ACTIVITY. Search each line of the data for the word "icon"; copy every line where it is found.

Stored data entries.
******************************
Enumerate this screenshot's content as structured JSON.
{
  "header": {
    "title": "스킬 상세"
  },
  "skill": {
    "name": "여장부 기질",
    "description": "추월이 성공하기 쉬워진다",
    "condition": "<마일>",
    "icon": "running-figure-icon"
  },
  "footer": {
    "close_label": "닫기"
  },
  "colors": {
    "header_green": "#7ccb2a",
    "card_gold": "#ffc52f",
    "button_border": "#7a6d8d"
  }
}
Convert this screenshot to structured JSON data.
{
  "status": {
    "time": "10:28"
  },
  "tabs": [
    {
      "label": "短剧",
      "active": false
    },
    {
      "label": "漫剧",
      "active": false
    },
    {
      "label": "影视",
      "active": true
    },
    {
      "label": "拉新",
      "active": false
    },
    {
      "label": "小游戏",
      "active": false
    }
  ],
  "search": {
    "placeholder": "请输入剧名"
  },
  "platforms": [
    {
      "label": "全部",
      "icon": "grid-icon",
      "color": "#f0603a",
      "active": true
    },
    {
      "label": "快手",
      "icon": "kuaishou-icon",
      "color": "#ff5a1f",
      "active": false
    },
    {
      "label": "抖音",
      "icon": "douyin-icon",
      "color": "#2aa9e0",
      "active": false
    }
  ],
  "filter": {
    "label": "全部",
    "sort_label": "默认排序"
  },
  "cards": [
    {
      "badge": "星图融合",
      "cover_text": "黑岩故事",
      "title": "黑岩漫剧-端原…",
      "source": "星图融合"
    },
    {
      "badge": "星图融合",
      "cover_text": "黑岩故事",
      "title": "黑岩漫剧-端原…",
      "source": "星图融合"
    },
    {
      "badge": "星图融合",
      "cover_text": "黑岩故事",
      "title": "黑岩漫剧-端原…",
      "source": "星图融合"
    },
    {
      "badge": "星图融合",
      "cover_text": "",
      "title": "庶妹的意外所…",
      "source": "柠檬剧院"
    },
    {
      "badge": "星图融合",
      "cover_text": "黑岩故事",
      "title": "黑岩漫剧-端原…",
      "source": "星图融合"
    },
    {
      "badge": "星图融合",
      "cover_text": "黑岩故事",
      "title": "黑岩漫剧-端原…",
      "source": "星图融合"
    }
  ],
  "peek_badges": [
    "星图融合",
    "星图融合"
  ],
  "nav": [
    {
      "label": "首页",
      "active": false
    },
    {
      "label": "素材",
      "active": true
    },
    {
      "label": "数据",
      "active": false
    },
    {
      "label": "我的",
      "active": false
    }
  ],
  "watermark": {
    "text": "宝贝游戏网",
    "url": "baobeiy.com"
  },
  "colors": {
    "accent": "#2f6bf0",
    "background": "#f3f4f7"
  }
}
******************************
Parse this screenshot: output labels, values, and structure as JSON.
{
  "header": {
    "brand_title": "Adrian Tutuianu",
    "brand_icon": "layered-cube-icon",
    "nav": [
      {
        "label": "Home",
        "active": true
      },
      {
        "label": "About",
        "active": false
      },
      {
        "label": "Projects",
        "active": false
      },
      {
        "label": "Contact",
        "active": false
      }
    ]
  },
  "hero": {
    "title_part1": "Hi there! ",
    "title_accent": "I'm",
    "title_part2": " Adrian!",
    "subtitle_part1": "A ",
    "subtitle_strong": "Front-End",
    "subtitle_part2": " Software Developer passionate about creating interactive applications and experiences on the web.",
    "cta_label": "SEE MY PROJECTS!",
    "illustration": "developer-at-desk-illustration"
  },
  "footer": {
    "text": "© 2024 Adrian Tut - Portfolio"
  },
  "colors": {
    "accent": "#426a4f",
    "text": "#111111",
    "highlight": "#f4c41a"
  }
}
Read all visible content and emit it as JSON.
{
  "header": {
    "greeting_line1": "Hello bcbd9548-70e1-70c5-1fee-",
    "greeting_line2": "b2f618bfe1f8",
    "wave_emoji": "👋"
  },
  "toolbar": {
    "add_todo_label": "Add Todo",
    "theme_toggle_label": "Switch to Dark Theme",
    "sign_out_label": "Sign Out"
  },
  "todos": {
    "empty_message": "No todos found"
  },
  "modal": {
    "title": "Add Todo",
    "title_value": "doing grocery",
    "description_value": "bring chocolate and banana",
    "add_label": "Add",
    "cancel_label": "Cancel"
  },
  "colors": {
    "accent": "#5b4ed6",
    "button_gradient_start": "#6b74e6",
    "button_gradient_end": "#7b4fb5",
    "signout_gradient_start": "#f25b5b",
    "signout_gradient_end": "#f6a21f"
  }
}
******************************
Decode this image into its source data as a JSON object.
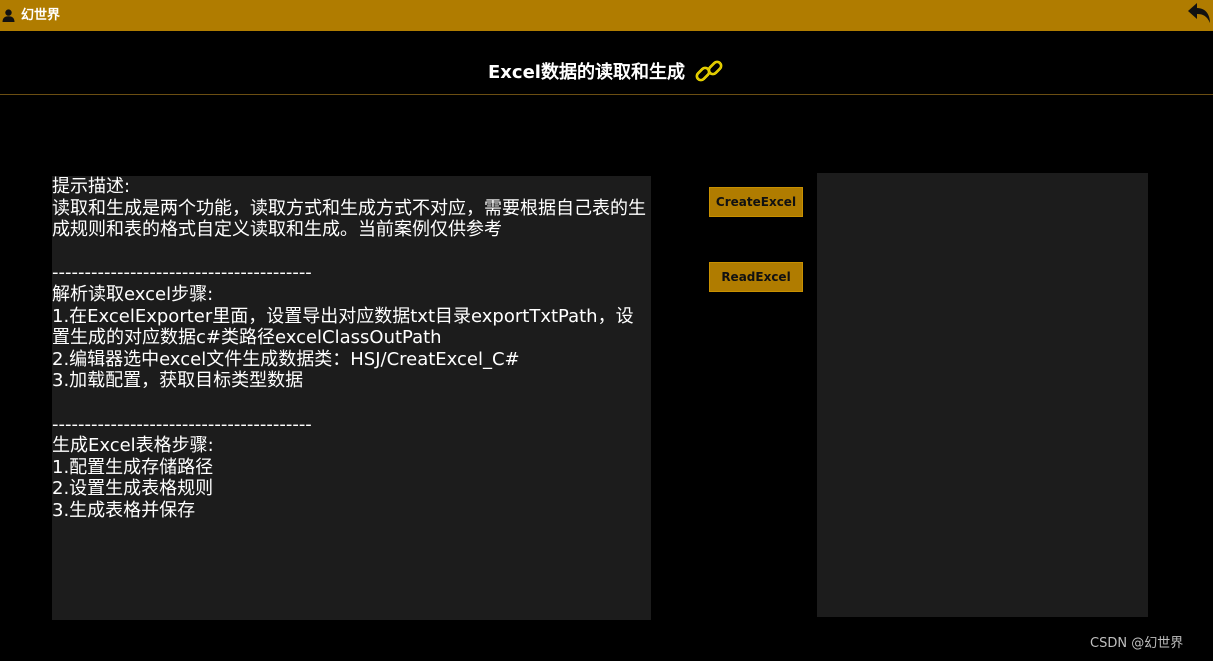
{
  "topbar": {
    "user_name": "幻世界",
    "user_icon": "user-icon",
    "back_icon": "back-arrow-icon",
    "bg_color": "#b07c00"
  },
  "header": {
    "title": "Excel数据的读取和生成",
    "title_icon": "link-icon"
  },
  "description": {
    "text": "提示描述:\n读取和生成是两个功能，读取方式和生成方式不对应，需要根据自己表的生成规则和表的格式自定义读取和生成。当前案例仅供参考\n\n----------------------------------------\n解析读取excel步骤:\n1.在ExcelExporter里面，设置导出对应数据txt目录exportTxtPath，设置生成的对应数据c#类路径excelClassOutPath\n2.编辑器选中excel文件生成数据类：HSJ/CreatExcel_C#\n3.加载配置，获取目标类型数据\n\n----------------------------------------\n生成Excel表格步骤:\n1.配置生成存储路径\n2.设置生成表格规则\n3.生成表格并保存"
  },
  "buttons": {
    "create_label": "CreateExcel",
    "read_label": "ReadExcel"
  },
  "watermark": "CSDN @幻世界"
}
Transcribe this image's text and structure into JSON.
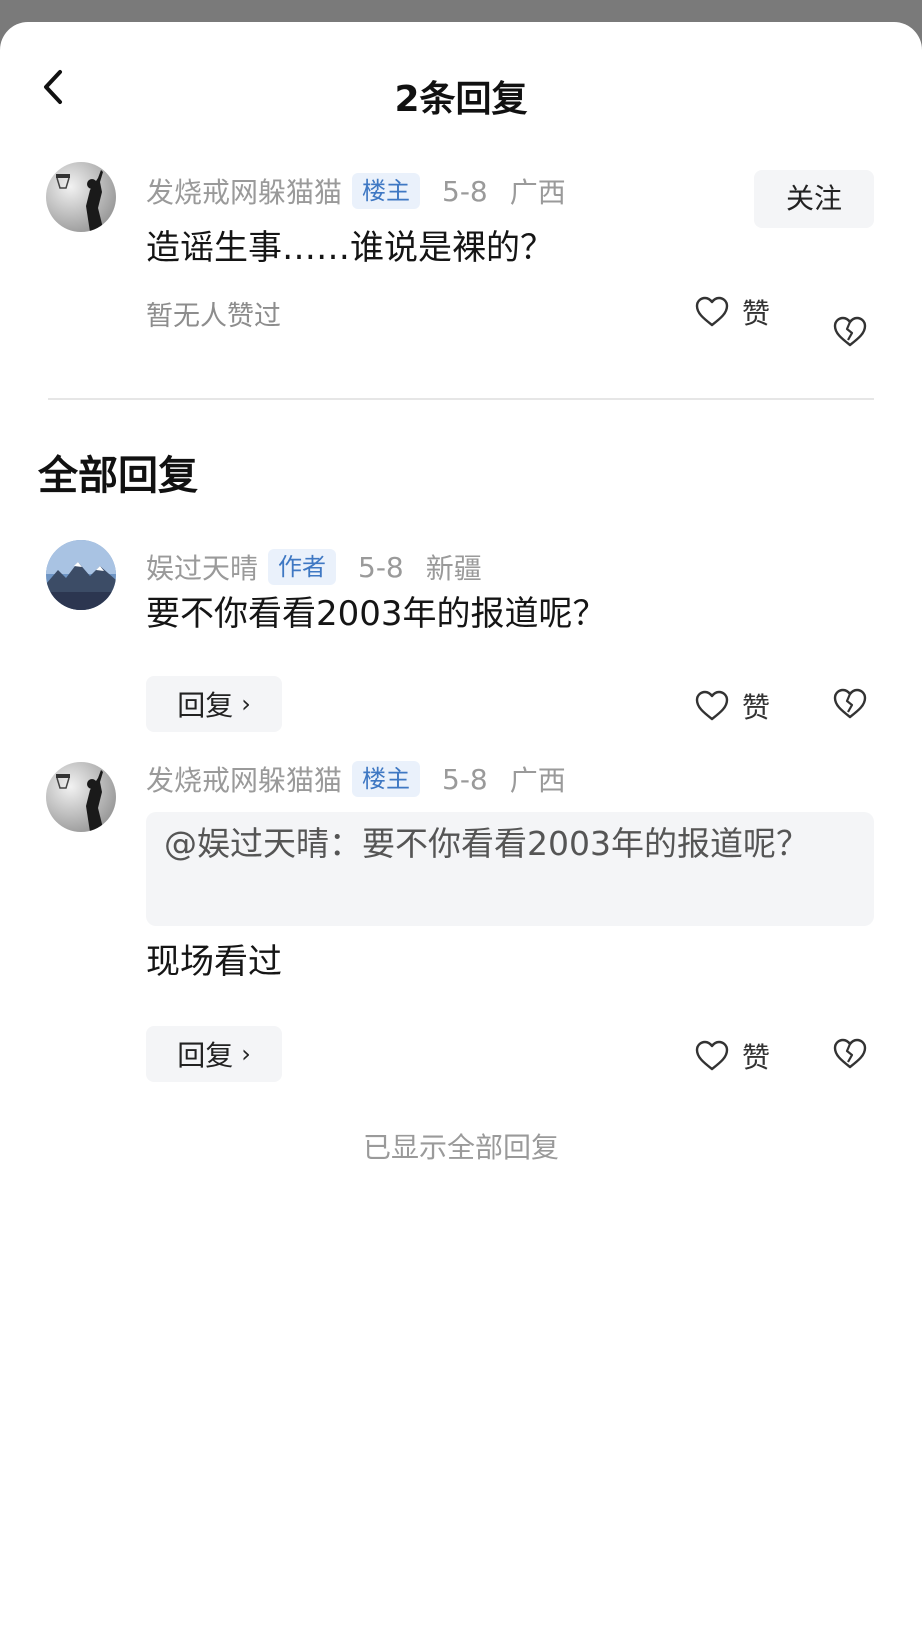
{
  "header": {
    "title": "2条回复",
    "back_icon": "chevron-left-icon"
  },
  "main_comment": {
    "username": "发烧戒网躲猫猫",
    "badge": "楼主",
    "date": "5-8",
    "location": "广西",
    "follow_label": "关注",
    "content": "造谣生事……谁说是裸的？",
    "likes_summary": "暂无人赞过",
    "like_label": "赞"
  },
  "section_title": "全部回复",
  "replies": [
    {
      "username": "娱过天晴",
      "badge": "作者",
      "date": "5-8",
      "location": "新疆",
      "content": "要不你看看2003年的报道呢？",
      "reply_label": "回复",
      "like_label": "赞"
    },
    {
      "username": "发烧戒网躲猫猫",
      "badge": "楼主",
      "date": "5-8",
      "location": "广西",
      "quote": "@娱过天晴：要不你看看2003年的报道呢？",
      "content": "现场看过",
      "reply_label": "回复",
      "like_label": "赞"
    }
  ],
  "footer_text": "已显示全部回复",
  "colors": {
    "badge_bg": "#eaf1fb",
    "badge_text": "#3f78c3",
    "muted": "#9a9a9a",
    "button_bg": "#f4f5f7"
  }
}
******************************
TASK OUTPUT.
    "icon": "running-figure-icon"
      "icon": "grid-icon",
      "icon": "kuaishou-icon",
      "icon": "douyin-icon",
    "brand_icon": "layered-cube-icon",
    "user_icon": "user-icon",
    "back_icon": "back-arrow-icon",
    "title_icon": "link-icon"
    "back_icon": "chevron-left-icon"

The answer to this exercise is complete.